Even among the relatively young population of Starbucks employees, unionizing in Buffalo, New York, Maya Panos, 17, is younger in comparison to the rest. Panos claims she suffered economic instability during her brief tenure in the labor market after being laid off from her initial position as a hostess due to the COVID-19 pandemic. She started working at Starbucks in mid-July, a month before her business began its unionization drive, and quickly understood that even as a part-time worker, her workplace circumstances might improve. As per Pew Research, 20% of Americans were members of a union in 1983, however by 2020, that figure had dropped by nearly half to 10.8%.
It’s even lower for employees aged 16-24, who have record low union involvement rates of 4.4% in 2020, as per the Bureau of Labor Statistics, because many individuals begin their careers in the temporary service industry or retailing positions, where unions have little weight. Nonetheless, as per a survey conducted by Gallup in September, 77% of young individuals favor unions. However, this does not imply that they would choose to organize. Nevertheless, interest in the labor movement is gradually growing among the economy’s youngest and freshest employees, positioned across numerous industries, notably the entertainment and service industry. Generation Z, those born between 1996 and the mid-2000s, experienced the Black Lives Matter movement, the coronavirus outbreak, as well as the Trump administration.
The oldest among them recall the 2008 global financial crisis and the recession that followed, and they perceive parallels of that period’s economic insecurity today. They’ve observed chances for their generation to vanish, and they’re worried that they’ll be worse off than their parents. They take a peek around to see who is doing something, and they notice the labor movement. Several of those polled by CNN Business expressed a desire to be a part of a movement in which social reasons are incorporated workforce into workplace norms. Workers United, a Service Employees International Union branch, has gathered around 300 new members over the last 18 months, according to Richard Minter, the organizing director.
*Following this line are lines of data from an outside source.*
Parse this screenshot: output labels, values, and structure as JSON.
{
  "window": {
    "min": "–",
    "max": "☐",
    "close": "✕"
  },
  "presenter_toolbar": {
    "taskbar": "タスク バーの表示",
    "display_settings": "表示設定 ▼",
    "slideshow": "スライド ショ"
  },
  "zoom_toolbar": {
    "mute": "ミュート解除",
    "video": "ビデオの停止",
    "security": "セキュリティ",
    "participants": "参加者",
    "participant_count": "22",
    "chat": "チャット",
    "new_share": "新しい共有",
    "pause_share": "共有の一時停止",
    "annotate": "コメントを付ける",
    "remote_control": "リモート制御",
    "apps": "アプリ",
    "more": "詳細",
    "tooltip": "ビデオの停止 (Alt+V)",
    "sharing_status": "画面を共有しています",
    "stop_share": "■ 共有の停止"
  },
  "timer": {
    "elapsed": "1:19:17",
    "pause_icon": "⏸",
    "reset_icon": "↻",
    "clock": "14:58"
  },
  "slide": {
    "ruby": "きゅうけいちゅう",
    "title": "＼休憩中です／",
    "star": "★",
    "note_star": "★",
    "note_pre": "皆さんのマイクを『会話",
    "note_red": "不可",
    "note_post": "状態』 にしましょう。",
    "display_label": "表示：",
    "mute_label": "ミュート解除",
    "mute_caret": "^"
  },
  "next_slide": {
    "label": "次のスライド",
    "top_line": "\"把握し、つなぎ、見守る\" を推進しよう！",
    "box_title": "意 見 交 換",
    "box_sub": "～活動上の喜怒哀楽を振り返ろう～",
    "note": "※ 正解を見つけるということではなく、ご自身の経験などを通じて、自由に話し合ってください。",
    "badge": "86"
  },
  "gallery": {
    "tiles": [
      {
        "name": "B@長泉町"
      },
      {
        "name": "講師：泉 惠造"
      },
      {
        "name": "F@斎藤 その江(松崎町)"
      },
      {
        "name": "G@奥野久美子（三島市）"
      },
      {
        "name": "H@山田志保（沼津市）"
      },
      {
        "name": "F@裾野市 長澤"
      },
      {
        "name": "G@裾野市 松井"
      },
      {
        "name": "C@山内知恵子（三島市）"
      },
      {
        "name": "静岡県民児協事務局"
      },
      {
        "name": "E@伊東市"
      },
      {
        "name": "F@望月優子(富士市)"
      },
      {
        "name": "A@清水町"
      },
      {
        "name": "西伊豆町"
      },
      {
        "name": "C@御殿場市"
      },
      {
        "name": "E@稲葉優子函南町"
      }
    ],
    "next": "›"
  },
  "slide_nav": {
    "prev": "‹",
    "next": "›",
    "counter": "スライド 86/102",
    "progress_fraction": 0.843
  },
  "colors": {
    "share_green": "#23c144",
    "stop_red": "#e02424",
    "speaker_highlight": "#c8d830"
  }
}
A majority of them were young individuals working in fast food outlets and other service-related businesses. Kati Kokal, currently a writer for the Palm Beach Post, was the youngest reporter on the workforce of the Hilton Head, a South Carolina-based Island Packet in 2018, which she entered at the age of 22. The Packet’s workforce began contemplating unionization in March 2020, just before the newspaper’s owner, McClatchy, was bought out through a foreclosure sale by hedge investor Chatham Asset Management. Kokal entered the paper’s negotiating committee after growing up in the US Rust Belt, where her dad was a part of a manufacturing foundry union. After shifts, she traveled to employees’ houses to have them sign union cards.